Distribution

America, North - Inland waters; Canada; Great Lakes; Lake Waccamaw; Mississippi; Missouri; Nearctic; North America: Atlantic and Gulf Slope drainages from Nova Scotia, Canada to southern Texas, USA; Great Lakes, Hudson Bay (Red River) and Mississippi River basins west to Alberta in Canada, Montana, Wyoming and western Oklahoma, USA.; Rio Grande; USA (contiguous states);

External References

Photos

Citations
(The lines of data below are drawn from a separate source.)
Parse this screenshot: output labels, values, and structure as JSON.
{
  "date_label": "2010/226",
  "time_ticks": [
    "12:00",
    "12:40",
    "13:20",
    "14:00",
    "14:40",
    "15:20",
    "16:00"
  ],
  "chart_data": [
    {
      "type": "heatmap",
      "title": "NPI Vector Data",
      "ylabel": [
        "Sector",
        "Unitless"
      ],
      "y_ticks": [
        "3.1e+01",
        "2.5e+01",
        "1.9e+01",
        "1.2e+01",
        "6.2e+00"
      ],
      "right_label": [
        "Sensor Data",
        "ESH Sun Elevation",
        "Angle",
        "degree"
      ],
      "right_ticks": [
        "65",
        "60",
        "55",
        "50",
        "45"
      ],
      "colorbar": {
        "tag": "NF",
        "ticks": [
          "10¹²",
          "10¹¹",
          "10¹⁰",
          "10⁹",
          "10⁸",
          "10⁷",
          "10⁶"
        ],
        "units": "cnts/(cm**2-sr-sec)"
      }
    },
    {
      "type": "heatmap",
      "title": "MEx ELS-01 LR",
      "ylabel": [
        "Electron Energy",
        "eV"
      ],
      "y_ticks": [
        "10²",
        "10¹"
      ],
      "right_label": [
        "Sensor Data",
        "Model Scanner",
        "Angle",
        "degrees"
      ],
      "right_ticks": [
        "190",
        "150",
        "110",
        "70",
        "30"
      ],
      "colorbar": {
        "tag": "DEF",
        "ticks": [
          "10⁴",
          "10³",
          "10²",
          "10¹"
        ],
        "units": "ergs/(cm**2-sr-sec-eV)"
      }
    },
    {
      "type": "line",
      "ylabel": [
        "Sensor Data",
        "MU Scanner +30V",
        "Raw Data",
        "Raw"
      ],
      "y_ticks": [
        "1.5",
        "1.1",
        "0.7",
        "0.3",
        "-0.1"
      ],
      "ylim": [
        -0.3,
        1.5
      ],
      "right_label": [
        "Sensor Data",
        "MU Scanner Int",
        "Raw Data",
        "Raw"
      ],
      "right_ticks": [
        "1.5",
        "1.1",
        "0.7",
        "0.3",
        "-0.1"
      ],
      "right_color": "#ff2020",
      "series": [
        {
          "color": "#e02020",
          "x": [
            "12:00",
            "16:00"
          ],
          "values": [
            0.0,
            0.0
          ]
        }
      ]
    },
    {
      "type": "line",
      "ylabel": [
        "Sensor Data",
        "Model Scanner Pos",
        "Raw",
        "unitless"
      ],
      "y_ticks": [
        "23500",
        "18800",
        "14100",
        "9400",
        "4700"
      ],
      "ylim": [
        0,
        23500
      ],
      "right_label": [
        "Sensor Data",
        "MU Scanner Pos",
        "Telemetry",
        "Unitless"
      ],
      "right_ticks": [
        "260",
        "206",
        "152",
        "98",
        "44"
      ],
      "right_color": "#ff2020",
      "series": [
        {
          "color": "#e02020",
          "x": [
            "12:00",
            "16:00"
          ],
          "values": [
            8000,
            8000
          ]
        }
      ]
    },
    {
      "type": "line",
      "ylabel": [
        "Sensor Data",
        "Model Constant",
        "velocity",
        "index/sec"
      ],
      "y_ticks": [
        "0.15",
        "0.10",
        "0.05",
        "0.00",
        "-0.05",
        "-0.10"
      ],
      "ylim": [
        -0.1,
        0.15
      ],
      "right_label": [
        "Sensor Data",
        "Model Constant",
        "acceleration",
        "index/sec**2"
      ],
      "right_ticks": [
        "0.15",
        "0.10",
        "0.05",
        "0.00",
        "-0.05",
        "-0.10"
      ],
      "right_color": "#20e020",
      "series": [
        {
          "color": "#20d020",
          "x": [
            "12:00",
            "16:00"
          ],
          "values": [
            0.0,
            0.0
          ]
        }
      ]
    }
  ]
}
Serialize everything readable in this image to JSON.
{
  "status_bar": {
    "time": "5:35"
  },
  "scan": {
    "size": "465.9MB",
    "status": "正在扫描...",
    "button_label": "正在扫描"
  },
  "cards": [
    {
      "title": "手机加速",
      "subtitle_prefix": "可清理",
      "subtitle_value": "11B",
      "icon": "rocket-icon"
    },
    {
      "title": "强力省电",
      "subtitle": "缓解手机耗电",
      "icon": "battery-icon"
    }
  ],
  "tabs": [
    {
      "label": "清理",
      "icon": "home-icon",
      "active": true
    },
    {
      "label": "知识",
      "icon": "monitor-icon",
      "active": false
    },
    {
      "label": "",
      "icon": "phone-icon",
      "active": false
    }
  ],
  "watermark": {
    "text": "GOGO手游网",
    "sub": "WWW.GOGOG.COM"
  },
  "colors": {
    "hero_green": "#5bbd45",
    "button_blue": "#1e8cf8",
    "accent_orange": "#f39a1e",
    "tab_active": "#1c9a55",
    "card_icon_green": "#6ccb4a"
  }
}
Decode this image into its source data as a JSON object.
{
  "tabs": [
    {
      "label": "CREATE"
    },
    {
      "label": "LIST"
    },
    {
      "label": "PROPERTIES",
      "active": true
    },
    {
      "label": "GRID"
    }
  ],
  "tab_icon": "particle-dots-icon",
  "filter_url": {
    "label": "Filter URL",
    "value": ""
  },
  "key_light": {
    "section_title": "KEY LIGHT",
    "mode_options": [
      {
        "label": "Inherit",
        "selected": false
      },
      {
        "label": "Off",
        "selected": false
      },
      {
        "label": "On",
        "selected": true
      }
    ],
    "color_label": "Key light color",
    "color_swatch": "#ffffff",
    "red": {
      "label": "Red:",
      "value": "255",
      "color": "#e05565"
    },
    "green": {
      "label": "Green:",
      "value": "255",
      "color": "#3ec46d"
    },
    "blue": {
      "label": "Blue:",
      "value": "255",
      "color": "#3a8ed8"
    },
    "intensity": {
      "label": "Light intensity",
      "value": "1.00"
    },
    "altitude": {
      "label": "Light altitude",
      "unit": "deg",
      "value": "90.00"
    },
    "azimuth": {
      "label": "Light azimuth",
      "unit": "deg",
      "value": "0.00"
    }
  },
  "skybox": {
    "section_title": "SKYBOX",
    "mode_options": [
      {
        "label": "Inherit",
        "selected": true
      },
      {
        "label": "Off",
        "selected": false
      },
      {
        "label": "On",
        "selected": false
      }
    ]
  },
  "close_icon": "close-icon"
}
Attributes / relations provided by
1Frimpong, E.A., and P. L. Angermeier. 2009. FishTraits: a database of ecological and life-history traits of freshwater fishes of the United States. Fisheries 34:487-495.
2Myers, P., R. Espinosa, C. S. Parr, T. Jones, G. S. Hammond, and T. A. Dewey. 2006. The Animal Diversity Web (online). Accessed February 01, 2010 at animaldiversity.org
3Study of Northern Virginia Ecology
4Jorrit H. Poelen, James D. Simons and Chris J. Mungall. (2014). Global Biotic Interactions: An open infrastructure to share and analyze species-interaction datasets. Ecological Informatics.
5Gibson, D. I., Bray, R. A., & Harris, E. A. (Compilers) (2005). Host-Parasite Database of the Natural History Museum, London
Ecoregions provided by World Wide Fund For Nature (WWF). WildFinder: Online database of species distributions, ver. 01.06 WWF WildFINDER
Protected Areas provided by Biological Inventories of the World's Protected Areas in cooperation between the Information Center for the Environment at the University of California, Davis and numerous collaborators.
Edwin S. George Reserve, University of Michigan, Department of Ecology and Evolutionary Biology
Abstract provided by DBpedia licensed under a Creative Commons License